Thank you in advance
I hope Ernie corrects me if I'm wrong, but my impression is that there is a single planned interim analysis by the investigators as well as an independent committee constantly monitoring the trial. If the planned interim analysis doesn't meet the significance they allotted to it, the trial continues. However, at any time, the independent data monitoring committee can stop the trial if they deem it appropriate, and this can be for either excessive patient death or clear efficacy. See the article: "J&J Prostate Cancer Trial Shouldn’t Have Been Stopped Early."
"However, at any time, the independent data monitoring committee can stop the trial if they deem it appropriate, and this can be for either excessive patient death or clear efficacy."
You essentially have it right, but let's talk about this a bit. For the interim analysis the data monitoring committee is given a clear roadmap. The data will be run and if the pre-specified p value is attained, the trial is unblinded and presumably the company will submit an NDA. If the p value is not attained, the trial continues to the final analysis. Some analyses also include a futility analysis. Comet 1 does not. A futility analysis provides a path to discontinue a trial because it is unlikely to succeed if allowed to run to completion.

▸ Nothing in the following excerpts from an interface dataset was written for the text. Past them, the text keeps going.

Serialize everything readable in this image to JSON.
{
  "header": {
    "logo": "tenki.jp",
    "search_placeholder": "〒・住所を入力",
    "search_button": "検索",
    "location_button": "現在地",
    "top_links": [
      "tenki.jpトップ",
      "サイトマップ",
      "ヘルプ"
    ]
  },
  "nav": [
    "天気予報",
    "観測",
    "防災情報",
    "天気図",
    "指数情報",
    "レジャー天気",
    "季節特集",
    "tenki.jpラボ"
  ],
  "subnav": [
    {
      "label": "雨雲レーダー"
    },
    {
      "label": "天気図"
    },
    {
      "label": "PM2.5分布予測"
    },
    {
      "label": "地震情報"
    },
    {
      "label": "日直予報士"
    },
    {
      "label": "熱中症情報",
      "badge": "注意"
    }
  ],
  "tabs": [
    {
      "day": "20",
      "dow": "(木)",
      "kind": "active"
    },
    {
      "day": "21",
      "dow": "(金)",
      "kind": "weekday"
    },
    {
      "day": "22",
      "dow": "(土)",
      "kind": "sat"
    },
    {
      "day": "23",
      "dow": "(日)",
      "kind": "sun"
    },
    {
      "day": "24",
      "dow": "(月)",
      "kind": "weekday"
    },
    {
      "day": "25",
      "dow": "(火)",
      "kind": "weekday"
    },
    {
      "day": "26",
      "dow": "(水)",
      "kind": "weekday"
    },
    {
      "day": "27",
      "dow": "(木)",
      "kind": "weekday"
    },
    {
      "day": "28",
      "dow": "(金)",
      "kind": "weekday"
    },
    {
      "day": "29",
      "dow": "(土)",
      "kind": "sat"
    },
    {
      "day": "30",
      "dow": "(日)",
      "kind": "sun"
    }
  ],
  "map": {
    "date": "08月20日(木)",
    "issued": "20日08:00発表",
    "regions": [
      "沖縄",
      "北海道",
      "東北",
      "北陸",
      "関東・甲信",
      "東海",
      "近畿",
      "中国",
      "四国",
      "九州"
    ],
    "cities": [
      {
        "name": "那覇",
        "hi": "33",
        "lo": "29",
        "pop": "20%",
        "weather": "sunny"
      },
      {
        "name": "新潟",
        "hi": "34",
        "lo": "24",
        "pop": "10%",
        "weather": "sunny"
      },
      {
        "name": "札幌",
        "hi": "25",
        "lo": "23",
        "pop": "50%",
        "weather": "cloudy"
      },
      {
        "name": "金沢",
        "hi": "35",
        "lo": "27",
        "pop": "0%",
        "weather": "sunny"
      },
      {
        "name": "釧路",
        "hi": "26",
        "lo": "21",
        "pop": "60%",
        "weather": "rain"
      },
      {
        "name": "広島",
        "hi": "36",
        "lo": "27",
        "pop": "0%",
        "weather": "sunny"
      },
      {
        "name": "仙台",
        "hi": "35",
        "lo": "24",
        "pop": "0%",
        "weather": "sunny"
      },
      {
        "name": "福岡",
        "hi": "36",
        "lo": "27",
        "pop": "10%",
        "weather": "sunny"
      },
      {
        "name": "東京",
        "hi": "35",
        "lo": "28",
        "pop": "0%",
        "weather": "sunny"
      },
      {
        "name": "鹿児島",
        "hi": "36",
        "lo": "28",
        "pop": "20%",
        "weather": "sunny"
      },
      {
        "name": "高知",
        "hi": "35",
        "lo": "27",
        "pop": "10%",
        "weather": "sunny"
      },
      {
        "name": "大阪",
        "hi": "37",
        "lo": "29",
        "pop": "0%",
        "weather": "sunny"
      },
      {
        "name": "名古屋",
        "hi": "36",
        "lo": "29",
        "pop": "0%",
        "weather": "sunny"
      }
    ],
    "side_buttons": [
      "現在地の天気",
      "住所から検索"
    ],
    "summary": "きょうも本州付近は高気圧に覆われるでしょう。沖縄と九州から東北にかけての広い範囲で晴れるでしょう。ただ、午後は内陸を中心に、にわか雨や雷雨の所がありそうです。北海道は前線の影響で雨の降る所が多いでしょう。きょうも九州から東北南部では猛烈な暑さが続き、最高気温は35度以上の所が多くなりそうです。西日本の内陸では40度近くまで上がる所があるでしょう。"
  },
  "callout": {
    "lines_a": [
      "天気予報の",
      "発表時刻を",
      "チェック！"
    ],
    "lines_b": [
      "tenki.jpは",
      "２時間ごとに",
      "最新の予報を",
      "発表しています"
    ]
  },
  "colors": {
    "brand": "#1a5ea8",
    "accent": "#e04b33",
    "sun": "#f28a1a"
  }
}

Beyond these boundaries, DBMC's have the discretion to recommend a trial be stopped for overwhelming efficacy or if they determine that the treatment is counterproductive and treatment arm patients are being harmed. Trial stoppage for overwhelming efficacy outside of an interim analysis is an incredibly rare event. However, just as "off-label" use is always overestimated on YMB's, there are always voices predicting early unblinding.
"COMET-1 is a randomized, double-blind, placebo-controlled trial designed to enroll 960 patients with mCRPC who have previously been treated with docetaxel, abiraterone acetate and/or enzalutamide. All patients in the trial have bone metastases and there is no limit to the number or type of prior treatments. Patients are randomized 2:1 to receive cabozantinib (60 mg daily) or prednisone (5 mg twice daily). The trial is event-driven and has 90% power to detect a 25% reduction in the risk of death (HR = 0.75) at the time of final analysis, which requires 578 events. A single interim analysis after 387 events is also planned and will assess if the trial achieved its primary endpoint; it will not include a futility analysis. The secondary endpoint of the trial is bone scan response as assessed by an independent radiology facility."